[Opening Provided entries section]

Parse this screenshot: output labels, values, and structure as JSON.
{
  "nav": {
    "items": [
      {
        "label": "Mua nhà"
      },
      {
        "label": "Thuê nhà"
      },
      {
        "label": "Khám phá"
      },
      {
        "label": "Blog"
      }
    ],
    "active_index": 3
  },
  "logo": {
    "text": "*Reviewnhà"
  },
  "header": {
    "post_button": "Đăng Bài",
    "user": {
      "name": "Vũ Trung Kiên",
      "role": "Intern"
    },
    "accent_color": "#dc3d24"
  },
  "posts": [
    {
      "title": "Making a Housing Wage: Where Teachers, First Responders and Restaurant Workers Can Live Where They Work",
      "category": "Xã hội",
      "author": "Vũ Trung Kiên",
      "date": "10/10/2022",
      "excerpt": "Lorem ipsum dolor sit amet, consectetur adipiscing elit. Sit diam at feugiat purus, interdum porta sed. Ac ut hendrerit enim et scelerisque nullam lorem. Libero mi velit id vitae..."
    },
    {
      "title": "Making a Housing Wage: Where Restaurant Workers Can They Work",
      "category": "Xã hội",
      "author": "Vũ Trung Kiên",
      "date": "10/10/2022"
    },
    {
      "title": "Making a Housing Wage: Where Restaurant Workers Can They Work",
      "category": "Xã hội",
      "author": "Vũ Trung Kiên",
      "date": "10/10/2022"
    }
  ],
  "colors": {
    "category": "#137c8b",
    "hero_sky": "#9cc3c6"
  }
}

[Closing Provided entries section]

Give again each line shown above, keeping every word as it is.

- _Answer to this problem_:
Parse this screenshot: output labels, values, and structure as JSON.
{
  "nav": {
    "items": [
      {
        "label": "Mua nhà"
      },
      {
        "label": "Thuê nhà"
      },
      {
        "label": "Khám phá"
      },
      {
        "label": "Blog"
      }
    ],
    "active_index": 3
  },
  "logo": {
    "text": "*Reviewnhà"
  },
  "header": {
    "post_button": "Đăng Bài",
    "user": {
      "name": "Vũ Trung Kiên",
      "role": "Intern"
    },
    "accent_color": "#dc3d24"
  },
  "posts": [
    {
      "title": "Making a Housing Wage: Where Teachers, First Responders and Restaurant Workers Can Live Where They Work",
      "category": "Xã hội",
      "author": "Vũ Trung Kiên",
      "date": "10/10/2022",
      "excerpt": "Lorem ipsum dolor sit amet, consectetur adipiscing elit. Sit diam at feugiat purus, interdum porta sed. Ac ut hendrerit enim et scelerisque nullam lorem. Libero mi velit id vitae..."
    },
    {
      "title": "Making a Housing Wage: Where Restaurant Workers Can They Work",
      "category": "Xã hội",
      "author": "Vũ Trung Kiên",
      "date": "10/10/2022"
    },
    {
      "title": "Making a Housing Wage: Where Restaurant Workers Can They Work",
      "category": "Xã hội",
      "author": "Vũ Trung Kiên",
      "date": "10/10/2022"
    }
  ],
  "colors": {
    "category": "#137c8b",
    "hero_sky": "#9cc3c6"
  }
}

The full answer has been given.